Everything from the line containing "Read all visible content and emit it as JSON." through the end of the entries should be output exactly; nothing before it is wanted.

======== Data for review ========

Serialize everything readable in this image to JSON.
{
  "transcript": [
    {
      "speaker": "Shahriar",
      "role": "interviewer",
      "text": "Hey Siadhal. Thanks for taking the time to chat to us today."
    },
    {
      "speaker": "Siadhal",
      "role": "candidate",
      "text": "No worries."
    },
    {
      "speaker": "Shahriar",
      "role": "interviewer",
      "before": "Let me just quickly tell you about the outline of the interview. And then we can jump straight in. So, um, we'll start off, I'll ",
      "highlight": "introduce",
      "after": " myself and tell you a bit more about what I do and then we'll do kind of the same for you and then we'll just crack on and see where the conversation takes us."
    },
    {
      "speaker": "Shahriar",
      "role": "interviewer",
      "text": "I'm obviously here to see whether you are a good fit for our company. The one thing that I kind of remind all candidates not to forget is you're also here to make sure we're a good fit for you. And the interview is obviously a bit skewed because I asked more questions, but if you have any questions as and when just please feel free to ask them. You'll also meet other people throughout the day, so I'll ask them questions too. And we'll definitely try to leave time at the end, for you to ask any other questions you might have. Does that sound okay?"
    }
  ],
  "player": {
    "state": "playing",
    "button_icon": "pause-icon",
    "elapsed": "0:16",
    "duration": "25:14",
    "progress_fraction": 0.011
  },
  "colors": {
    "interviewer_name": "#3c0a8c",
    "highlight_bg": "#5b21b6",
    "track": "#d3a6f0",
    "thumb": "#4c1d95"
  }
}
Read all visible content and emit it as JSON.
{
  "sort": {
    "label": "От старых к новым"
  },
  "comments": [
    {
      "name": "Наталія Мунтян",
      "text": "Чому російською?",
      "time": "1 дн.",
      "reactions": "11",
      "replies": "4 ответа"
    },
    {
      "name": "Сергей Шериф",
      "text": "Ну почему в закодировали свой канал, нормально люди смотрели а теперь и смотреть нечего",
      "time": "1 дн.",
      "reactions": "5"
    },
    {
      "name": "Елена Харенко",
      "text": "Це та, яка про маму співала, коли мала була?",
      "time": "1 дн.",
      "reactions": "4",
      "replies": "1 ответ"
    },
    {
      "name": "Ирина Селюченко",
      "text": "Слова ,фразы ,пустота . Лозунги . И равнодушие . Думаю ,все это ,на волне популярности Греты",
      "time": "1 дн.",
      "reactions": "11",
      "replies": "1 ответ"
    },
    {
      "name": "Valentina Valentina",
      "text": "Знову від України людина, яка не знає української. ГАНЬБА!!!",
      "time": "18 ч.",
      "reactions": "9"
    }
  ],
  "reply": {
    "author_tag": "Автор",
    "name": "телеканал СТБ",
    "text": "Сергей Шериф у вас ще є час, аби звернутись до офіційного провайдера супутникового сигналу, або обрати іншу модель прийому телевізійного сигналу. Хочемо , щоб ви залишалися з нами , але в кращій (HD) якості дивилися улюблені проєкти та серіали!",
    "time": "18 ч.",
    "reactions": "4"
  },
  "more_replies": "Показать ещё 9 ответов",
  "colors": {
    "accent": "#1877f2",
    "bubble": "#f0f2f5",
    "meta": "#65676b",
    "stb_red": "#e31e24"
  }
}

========

Exercise output ::
Read all visible content and emit it as JSON.
{
  "sort": {
    "label": "От старых к новым"
  },
  "comments": [
    {
      "name": "Наталія Мунтян",
      "text": "Чому російською?",
      "time": "1 дн.",
      "reactions": "11",
      "replies": "4 ответа"
    },
    {
      "name": "Сергей Шериф",
      "text": "Ну почему в закодировали свой канал, нормально люди смотрели а теперь и смотреть нечего",
      "time": "1 дн.",
      "reactions": "5"
    },
    {
      "name": "Елена Харенко",
      "text": "Це та, яка про маму співала, коли мала була?",
      "time": "1 дн.",
      "reactions": "4",
      "replies": "1 ответ"
    },
    {
      "name": "Ирина Селюченко",
      "text": "Слова ,фразы ,пустота . Лозунги . И равнодушие . Думаю ,все это ,на волне популярности Греты",
      "time": "1 дн.",
      "reactions": "11",
      "replies": "1 ответ"
    },
    {
      "name": "Valentina Valentina",
      "text": "Знову від України людина, яка не знає української. ГАНЬБА!!!",
      "time": "18 ч.",
      "reactions": "9"
    }
  ],
  "reply": {
    "author_tag": "Автор",
    "name": "телеканал СТБ",
    "text": "Сергей Шериф у вас ще є час, аби звернутись до офіційного провайдера супутникового сигналу, або обрати іншу модель прийому телевізійного сигналу. Хочемо , щоб ви залишалися з нами , але в кращій (HD) якості дивилися улюблені проєкти та серіали!",
    "time": "18 ч.",
    "reactions": "4"
  },
  "more_replies": "Показать ещё 9 ответов",
  "colors": {
    "accent": "#1877f2",
    "bubble": "#f0f2f5",
    "meta": "#65676b",
    "stb_red": "#e31e24"
  }
}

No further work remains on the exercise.